**Work request**. The reply should contain each record below, returned exactly as given.

Records from a data collection:

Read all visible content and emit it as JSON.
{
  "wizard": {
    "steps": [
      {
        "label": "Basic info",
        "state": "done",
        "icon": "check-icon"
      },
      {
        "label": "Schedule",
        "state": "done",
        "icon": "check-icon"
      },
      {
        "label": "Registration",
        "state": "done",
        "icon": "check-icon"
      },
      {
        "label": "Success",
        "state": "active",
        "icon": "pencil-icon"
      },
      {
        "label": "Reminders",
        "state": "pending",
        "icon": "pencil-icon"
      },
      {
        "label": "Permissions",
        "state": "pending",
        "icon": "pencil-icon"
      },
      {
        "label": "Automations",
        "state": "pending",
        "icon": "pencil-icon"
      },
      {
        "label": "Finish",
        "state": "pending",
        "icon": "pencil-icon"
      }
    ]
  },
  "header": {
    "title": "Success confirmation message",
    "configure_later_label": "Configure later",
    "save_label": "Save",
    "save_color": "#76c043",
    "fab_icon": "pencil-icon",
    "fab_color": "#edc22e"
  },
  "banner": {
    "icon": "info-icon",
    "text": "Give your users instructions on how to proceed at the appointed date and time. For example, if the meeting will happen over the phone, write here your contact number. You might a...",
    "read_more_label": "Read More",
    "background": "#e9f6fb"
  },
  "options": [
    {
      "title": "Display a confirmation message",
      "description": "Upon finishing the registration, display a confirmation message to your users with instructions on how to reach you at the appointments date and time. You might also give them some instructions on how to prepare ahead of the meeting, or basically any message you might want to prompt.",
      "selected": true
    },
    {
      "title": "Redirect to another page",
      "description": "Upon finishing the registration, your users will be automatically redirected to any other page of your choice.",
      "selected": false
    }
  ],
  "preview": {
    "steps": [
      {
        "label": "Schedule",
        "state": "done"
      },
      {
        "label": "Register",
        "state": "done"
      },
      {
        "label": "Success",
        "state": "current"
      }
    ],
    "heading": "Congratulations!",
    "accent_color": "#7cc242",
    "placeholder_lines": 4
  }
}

**Expected answer**.
Read all visible content and emit it as JSON.
{
  "wizard": {
    "steps": [
      {
        "label": "Basic info",
        "state": "done",
        "icon": "check-icon"
      },
      {
        "label": "Schedule",
        "state": "done",
        "icon": "check-icon"
      },
      {
        "label": "Registration",
        "state": "done",
        "icon": "check-icon"
      },
      {
        "label": "Success",
        "state": "active",
        "icon": "pencil-icon"
      },
      {
        "label": "Reminders",
        "state": "pending",
        "icon": "pencil-icon"
      },
      {
        "label": "Permissions",
        "state": "pending",
        "icon": "pencil-icon"
      },
      {
        "label": "Automations",
        "state": "pending",
        "icon": "pencil-icon"
      },
      {
        "label": "Finish",
        "state": "pending",
        "icon": "pencil-icon"
      }
    ]
  },
  "header": {
    "title": "Success confirmation message",
    "configure_later_label": "Configure later",
    "save_label": "Save",
    "save_color": "#76c043",
    "fab_icon": "pencil-icon",
    "fab_color": "#edc22e"
  },
  "banner": {
    "icon": "info-icon",
    "text": "Give your users instructions on how to proceed at the appointed date and time. For example, if the meeting will happen over the phone, write here your contact number. You might a...",
    "read_more_label": "Read More",
    "background": "#e9f6fb"
  },
  "options": [
    {
      "title": "Display a confirmation message",
      "description": "Upon finishing the registration, display a confirmation message to your users with instructions on how to reach you at the appointments date and time. You might also give them some instructions on how to prepare ahead of the meeting, or basically any message you might want to prompt.",
      "selected": true
    },
    {
      "title": "Redirect to another page",
      "description": "Upon finishing the registration, your users will be automatically redirected to any other page of your choice.",
      "selected": false
    }
  ],
  "preview": {
    "steps": [
      {
        "label": "Schedule",
        "state": "done"
      },
      {
        "label": "Register",
        "state": "done"
      },
      {
        "label": "Success",
        "state": "current"
      }
    ],
    "heading": "Congratulations!",
    "accent_color": "#7cc242",
    "placeholder_lines": 4
  }
}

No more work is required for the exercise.